What has the community learned? How has time affected meaning, community, and identity? Over time members learn who knows what, who is good at what, who has expertise or connections. What things have been negotiated or undergone ongoing tuning? What stories, anecdotes, and routines have developed? In the case of my group, we saw two big periods of disruption: the invention of PowerPoint and the advent of online learning. Both of these brought long, frequent conversations about what constitutes “good” training. There was also ongoing tension in reconciling evidence-based practice with craft, and stress in holding people to the enterprise: Again and again, conversation turned to “Are we really interested in stamping out bad training, or being fabulously entertaining presenters?” It was in examining this time-based analytic component that the artifacts (see Figure 1 above) proved invaluable and shone a light not only on what the CoP had learned but what it had forgotten. In our case, a question as big as “What is good training?” might be “What did we learn about how practice can be handed down?” The answer, in brief, is: Yes, much can be handed down explicitly, but it also requires an ongoing social/interaction process.

I hope this quick overview helps further your understanding of CoPs and helps differentiate the idea of CoPs from other group configurations.

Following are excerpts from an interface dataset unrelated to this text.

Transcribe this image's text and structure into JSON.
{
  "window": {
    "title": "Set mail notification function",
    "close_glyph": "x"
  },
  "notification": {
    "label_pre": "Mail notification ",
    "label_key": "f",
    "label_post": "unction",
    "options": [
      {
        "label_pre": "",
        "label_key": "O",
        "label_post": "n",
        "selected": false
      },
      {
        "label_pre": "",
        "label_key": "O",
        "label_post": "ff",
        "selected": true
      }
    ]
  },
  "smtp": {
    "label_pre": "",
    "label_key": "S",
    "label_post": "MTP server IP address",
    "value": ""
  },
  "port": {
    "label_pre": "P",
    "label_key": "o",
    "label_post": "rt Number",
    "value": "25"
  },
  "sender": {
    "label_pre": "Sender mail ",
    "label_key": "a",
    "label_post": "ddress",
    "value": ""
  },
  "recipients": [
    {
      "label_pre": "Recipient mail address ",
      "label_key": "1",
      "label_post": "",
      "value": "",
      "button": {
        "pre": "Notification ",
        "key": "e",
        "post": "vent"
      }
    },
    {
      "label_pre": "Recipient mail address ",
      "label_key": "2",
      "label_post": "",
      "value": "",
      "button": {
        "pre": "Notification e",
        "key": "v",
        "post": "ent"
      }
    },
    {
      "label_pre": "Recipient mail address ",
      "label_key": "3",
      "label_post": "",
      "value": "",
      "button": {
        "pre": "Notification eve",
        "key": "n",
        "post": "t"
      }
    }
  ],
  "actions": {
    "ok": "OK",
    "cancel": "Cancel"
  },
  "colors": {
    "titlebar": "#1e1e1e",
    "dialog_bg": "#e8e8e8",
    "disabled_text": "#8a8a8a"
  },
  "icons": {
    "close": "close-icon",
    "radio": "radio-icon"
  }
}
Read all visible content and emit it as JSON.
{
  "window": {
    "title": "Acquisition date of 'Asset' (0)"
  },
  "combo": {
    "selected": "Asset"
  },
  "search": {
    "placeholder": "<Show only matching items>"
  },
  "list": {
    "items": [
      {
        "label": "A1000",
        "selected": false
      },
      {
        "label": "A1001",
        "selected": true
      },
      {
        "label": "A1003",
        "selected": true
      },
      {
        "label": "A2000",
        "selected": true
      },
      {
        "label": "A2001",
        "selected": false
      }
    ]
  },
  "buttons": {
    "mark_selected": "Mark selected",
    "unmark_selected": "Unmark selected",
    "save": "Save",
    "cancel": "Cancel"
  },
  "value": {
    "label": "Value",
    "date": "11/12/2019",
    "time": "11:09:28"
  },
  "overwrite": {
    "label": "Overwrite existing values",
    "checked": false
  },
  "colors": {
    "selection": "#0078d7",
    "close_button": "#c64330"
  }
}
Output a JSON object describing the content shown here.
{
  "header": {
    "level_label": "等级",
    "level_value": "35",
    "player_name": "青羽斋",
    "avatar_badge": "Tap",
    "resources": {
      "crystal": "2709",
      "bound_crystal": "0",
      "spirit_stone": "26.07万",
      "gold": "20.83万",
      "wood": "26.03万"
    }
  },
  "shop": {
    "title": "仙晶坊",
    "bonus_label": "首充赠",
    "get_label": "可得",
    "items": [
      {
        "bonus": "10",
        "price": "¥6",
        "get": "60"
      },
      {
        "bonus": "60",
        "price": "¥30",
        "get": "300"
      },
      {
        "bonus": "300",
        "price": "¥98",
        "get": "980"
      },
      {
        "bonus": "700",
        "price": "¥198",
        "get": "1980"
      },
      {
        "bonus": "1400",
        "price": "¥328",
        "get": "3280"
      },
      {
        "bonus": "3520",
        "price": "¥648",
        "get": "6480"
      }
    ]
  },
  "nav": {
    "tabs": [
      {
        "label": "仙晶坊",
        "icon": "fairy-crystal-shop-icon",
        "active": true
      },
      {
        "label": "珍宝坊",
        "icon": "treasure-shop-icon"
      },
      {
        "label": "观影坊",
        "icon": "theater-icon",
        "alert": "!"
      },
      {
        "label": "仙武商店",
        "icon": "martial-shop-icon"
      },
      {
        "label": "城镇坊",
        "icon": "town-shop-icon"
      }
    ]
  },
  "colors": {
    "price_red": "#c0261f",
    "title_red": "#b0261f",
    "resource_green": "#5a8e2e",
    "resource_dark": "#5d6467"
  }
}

I have had a long, happy, successful career in L&D and credit my own CoP of peers with a passion for learning for much of that. If this has piqued your interest, please do take a look at the resources below.


Bozarth, Jane. The Usefulness of Wenger’s Framework in Understanding a Community of Practice. Dissertation, North Carolina State University, 2008.

Pastoors, Katja. “Consultants:love-hate relationships with communities of practice.The Learning Organization, Vol. 14, No. 1. 2007.

Wenger, Etienne. Communities of Practice: Learning, Meaning, and Identity. Cambridge, UK: Cambridge University Press, 1999.